Parties negotiate Central Maine Power rate hikes over next two years
AUGUSTA – Central Maine Power ratepayers will see more bill increases this summer, next January 1, July 2024 and January 2025, contingent on approval of the Maine Public Utilities Commission.
The increase on July 1, 2023, translates into a total overall bill increase of approximately 1.08% for CMP customers, or about $1.67 per month for an average residential customer using 550 kilowatt hours per month, according to a news release from the Maine Office of the Public Advocate.
A major driver of the company’s requested increase was its significant capital investment program. The company argued that it has made these investments to improve customer service.
The settlement calls for an increase of approximately $16.75 million on July 1, 2023, and additional step increases of the same amount on January 1 and July 1, 2024, and January 1, 2025.
“The settlement is not perfect,” said Andrew Landry, Deputy Public Advocate, and chief negotiator for the OPA, in the release “But it represents a significant reduction from CMP’s initial request, which called for increases of $47.7 million in 2023, $27.7 million in 2024, and $23.4 million in 2025. CMP had also requested approval to defer the cost of certain investments for later recovery, but that would’ve contributed to even larger rate increases over the next two years. These deferral requests were eliminated as part of the settlement agreement.”
“To help ensure that such benefits are actually realized, the settlement agreement includes a provision that could impose financial penalties on the company if certain service quality levels are not achieved,” said Public Advocate William Harwood.
The settling parties include the Office of the Public Advocate (OPA), AARP Maine, Competitive Energy Services, Efficiency Maine Trust, Walmart, Nicholas Alexander, and the International Brotherhood of Electrical Workers Local 1837. Collectively, these parties represent a broad spectrum of consumer interests.

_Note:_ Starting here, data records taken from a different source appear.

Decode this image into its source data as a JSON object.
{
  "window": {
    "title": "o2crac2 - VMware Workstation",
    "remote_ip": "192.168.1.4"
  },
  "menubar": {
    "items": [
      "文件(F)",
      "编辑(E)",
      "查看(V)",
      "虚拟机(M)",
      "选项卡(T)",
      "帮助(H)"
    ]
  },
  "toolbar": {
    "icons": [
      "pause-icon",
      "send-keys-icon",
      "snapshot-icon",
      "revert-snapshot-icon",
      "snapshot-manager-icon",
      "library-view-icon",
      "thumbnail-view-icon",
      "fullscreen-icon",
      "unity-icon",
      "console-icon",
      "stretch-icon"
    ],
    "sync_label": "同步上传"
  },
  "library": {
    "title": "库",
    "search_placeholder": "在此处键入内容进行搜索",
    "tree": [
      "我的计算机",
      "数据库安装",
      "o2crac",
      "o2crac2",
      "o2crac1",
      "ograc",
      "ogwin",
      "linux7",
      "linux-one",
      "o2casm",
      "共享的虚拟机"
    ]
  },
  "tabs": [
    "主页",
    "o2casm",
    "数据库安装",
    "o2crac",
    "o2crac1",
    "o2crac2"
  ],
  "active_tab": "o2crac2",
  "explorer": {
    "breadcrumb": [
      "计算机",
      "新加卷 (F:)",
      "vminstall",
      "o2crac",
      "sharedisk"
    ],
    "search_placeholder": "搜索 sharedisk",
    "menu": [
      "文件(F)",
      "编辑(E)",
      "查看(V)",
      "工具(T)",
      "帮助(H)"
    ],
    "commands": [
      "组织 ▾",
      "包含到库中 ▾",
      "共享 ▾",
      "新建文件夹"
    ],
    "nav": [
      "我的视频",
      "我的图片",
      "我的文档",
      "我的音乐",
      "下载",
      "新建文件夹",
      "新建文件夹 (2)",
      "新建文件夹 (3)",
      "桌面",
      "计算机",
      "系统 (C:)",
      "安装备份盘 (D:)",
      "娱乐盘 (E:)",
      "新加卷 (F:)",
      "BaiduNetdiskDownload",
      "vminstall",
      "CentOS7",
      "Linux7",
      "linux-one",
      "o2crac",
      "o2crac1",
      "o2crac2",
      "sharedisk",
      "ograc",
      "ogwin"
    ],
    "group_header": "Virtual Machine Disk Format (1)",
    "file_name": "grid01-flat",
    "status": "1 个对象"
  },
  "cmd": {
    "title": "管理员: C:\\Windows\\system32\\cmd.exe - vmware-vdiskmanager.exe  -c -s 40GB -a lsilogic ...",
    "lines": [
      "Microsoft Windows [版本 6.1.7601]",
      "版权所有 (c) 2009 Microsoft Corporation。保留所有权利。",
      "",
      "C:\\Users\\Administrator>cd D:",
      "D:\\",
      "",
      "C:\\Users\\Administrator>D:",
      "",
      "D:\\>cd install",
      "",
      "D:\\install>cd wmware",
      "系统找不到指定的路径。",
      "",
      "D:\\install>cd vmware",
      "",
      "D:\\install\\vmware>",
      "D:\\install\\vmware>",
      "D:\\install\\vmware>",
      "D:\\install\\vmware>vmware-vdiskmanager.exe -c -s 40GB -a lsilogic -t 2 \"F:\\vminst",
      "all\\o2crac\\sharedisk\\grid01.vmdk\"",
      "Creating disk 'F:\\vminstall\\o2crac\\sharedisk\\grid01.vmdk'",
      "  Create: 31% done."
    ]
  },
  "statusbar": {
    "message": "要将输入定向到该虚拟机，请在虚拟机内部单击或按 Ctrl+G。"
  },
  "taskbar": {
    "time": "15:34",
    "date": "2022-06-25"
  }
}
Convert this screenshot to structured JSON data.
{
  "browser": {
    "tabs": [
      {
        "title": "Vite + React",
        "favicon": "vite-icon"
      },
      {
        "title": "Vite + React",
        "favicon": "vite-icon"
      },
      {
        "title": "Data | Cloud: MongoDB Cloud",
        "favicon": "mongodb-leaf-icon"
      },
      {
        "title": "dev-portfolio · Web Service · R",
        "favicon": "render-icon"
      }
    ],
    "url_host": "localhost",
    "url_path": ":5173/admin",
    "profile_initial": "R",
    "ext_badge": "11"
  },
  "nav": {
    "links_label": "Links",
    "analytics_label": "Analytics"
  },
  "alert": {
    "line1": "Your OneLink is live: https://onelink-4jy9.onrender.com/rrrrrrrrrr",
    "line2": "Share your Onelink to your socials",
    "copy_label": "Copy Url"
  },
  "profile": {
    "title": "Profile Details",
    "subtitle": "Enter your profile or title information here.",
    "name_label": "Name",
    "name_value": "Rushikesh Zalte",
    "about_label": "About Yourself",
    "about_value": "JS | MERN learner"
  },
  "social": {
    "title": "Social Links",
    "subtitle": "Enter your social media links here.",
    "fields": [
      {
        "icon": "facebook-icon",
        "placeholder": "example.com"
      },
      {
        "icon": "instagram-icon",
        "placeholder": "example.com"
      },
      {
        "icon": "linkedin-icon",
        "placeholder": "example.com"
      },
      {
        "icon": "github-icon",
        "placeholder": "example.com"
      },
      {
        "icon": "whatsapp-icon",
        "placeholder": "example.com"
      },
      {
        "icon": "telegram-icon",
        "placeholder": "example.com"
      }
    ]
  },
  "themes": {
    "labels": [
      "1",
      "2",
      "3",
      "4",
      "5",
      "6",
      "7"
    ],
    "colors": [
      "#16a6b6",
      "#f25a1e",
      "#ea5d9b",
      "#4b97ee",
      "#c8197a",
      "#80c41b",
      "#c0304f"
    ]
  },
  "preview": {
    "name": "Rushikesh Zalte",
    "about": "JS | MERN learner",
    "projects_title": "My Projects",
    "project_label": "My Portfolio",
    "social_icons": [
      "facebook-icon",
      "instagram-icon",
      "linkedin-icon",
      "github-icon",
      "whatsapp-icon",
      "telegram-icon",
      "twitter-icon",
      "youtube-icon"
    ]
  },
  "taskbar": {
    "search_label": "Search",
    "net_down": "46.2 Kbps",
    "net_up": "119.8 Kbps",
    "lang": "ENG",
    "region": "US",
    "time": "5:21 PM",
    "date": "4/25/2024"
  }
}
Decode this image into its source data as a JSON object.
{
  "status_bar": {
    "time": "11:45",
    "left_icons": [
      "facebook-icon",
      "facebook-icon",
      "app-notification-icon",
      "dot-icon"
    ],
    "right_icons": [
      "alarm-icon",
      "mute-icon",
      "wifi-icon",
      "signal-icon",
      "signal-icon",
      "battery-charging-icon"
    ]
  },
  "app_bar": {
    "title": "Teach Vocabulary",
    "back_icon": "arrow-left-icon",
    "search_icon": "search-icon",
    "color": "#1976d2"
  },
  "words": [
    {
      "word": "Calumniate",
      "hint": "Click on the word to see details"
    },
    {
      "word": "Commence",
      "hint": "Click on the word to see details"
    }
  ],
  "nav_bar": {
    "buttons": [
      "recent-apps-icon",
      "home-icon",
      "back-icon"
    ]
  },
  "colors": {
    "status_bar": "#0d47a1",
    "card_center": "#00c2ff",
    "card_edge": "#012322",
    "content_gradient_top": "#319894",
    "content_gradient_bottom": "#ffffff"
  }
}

CMP’s initial request also had included significant increases related to charges imposed on it by its parent company and higher profit levels on capital investments, the release said. In the settlement, no increases are provided for CMP’s overall cost of capital or for parent company charges.